EXERCISE OBJECTIVE
Lines with the string "Playing" in the data below: report how many there are, and write nothing but the number.

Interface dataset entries
______

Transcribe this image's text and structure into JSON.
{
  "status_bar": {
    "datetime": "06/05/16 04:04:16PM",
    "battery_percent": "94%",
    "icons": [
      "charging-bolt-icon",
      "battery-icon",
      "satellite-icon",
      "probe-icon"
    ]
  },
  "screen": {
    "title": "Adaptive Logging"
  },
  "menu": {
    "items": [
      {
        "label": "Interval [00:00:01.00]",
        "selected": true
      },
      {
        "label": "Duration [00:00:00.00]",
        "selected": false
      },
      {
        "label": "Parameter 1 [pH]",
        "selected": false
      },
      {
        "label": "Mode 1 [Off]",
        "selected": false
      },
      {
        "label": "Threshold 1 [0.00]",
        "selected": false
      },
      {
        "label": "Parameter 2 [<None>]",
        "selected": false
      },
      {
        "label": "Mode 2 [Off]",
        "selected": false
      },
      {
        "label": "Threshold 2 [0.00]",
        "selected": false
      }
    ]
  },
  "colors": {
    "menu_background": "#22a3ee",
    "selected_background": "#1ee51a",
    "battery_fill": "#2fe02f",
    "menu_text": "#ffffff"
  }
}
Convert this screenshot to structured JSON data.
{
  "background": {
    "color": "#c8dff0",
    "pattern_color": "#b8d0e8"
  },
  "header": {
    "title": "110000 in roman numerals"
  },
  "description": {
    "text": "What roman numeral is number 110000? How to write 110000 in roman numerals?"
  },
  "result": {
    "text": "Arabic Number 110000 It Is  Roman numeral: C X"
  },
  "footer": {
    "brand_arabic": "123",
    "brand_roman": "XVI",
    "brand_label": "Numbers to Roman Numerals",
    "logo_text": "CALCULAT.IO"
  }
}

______

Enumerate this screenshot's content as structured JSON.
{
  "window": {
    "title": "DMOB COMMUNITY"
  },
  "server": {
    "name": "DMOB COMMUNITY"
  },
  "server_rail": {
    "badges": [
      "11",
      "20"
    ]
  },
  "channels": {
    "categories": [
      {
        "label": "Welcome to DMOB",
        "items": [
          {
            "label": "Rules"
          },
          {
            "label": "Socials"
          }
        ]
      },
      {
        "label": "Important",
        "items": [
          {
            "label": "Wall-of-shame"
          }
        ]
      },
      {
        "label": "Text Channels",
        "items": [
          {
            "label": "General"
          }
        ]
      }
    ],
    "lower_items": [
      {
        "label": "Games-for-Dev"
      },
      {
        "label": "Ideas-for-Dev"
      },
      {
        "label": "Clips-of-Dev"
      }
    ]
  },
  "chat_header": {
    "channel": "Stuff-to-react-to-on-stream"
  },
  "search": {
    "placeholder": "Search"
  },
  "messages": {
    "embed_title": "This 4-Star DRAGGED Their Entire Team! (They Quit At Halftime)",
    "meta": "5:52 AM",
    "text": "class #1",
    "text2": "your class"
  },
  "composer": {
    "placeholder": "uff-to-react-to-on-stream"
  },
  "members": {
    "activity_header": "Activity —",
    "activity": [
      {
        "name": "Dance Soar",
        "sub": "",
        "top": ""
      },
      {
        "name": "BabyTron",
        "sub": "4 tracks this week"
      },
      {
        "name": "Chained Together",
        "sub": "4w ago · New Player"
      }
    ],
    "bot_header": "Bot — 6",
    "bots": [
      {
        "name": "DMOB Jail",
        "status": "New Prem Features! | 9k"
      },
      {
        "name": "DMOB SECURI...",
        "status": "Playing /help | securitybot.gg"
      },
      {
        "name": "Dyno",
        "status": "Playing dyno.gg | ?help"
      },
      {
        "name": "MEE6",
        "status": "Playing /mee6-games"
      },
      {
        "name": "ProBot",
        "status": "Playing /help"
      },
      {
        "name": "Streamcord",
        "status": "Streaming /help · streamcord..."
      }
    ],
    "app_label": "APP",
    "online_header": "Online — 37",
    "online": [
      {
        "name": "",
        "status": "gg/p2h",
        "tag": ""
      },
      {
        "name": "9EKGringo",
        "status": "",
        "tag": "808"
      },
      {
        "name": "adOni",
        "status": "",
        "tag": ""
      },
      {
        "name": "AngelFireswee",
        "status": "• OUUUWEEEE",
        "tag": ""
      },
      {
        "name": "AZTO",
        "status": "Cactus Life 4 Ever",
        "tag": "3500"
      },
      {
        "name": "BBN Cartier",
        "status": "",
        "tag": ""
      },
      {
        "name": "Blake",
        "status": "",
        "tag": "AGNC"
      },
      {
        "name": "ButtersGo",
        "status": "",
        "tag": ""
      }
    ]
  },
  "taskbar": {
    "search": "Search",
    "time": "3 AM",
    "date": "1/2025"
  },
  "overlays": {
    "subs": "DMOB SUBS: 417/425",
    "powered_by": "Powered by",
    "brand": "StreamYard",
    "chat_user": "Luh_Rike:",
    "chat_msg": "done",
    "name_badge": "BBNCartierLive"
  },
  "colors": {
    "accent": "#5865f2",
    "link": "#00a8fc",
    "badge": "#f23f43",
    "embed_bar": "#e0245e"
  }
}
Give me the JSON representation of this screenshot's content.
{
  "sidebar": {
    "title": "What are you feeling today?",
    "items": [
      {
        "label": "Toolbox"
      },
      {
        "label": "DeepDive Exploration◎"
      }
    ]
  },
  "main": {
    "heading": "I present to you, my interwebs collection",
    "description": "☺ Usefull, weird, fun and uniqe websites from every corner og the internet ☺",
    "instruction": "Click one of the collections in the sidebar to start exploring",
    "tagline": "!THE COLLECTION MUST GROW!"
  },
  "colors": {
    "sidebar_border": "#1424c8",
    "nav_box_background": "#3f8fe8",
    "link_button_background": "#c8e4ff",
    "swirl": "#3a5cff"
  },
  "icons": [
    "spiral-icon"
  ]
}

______

FINISHED EXERCISE
4